Bible Commentaries

The People's Bible by Joseph Parker

Nahum

Book Overview - Nahum

by Joseph Parker

Nahum

(b.c720-698).

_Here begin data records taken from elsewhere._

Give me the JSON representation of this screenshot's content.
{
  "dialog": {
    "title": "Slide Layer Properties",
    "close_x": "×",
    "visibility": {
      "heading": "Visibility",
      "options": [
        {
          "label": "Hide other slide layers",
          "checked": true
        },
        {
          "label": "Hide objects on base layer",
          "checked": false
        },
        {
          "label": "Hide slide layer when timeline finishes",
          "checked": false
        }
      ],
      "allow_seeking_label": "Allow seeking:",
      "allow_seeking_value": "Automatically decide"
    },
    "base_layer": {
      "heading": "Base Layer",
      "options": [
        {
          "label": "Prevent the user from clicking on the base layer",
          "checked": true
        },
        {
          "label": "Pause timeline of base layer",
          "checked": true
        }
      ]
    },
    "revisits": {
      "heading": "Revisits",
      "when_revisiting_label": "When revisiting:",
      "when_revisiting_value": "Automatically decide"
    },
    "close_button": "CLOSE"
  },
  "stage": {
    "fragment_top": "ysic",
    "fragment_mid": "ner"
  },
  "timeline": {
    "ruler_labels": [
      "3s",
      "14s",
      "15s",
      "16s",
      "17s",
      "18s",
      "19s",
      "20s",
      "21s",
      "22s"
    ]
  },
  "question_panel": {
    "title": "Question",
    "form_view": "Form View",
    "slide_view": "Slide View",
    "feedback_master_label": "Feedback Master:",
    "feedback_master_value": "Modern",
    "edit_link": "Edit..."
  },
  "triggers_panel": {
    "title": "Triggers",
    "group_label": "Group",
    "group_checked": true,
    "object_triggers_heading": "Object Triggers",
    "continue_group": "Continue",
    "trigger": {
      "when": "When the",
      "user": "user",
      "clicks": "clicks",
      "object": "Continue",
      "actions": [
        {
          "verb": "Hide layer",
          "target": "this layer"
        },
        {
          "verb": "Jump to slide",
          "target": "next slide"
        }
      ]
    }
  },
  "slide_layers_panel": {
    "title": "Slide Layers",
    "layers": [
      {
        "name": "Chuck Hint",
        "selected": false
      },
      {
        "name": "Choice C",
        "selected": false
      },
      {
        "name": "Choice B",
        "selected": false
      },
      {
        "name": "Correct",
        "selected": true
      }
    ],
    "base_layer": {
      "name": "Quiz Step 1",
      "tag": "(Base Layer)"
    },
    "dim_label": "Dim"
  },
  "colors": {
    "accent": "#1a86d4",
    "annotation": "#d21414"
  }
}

[Note.—"The Book of Nahum is a striking illustration of the moral use of prophecy, of its fitness to console (so the name of the prophet implies) the believer, and strengthen him for present duties. Of Nahum himself, nothing is known, except that he belonged to Elkosh, a place now unrecognised, but which Jerome (who lived a thousand years afterwards) asserts to have belonged to Galilee. He probably prophesied in Judah, after the ten tribes had been carried captive, and between the two invasions of Sennacherib. At this period of perplexity, when the overthrow of Samaria must have suggested to Judah many fears for her own safety, when Jerusalem had been drained of its treasure by Hezekiah, in the vain hope of turning away the fury of Sennacherib, and when distant rumours of the conquest of part of Egypt added still more to the general dismay, the prophet is raised up to reveal the power and tenderness of Jehovah ( Nahum 1:1-8), to foretell the subversion of the Assyrian empire ( Nahum 1:9-12), the death of Sennacherib, and the deliverance of Hezekiah ( Nahum 1:13-15). The destruction of Nineveh is then predicted in the most glowing colours, and with singular minuteness; and profane history tells us that these predictions have been literally fulfilled."—Angus"s Bible Handbook.]